**ASSIGNMENT**
Your answer should repeat every line of the records below in which the word "caption" appears.

Excerpts from an interface dataset
▼

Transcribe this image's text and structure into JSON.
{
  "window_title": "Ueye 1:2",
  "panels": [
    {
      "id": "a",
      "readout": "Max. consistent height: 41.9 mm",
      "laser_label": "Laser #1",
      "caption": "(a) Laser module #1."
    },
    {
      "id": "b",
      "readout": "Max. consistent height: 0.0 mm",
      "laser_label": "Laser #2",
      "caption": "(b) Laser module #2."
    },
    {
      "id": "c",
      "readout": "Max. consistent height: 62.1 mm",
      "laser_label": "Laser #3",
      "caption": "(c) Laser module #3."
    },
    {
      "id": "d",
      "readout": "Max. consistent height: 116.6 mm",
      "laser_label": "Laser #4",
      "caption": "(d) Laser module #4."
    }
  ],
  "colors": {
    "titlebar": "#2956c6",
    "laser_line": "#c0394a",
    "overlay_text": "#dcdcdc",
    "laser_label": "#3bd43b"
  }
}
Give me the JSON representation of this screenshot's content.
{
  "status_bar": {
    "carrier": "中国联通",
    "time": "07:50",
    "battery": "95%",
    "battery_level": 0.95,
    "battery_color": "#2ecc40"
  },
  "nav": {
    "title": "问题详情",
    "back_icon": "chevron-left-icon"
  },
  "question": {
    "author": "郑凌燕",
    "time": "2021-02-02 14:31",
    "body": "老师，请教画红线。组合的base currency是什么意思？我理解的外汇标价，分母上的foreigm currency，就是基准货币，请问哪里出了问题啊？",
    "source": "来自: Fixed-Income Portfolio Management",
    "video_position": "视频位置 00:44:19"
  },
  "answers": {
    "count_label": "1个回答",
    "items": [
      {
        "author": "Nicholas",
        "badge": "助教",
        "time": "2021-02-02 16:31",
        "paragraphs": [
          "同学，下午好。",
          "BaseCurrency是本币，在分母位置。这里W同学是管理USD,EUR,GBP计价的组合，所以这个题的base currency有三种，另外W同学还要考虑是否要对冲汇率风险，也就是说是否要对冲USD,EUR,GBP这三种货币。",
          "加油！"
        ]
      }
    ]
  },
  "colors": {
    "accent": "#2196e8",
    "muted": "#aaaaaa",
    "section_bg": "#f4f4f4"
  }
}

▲

**SOLUTION TO THE EXERCISE**
      "caption": "(a) Laser module #1."
      "caption": "(b) Laser module #2."
      "caption": "(c) Laser module #3."
      "caption": "(d) Laser module #4."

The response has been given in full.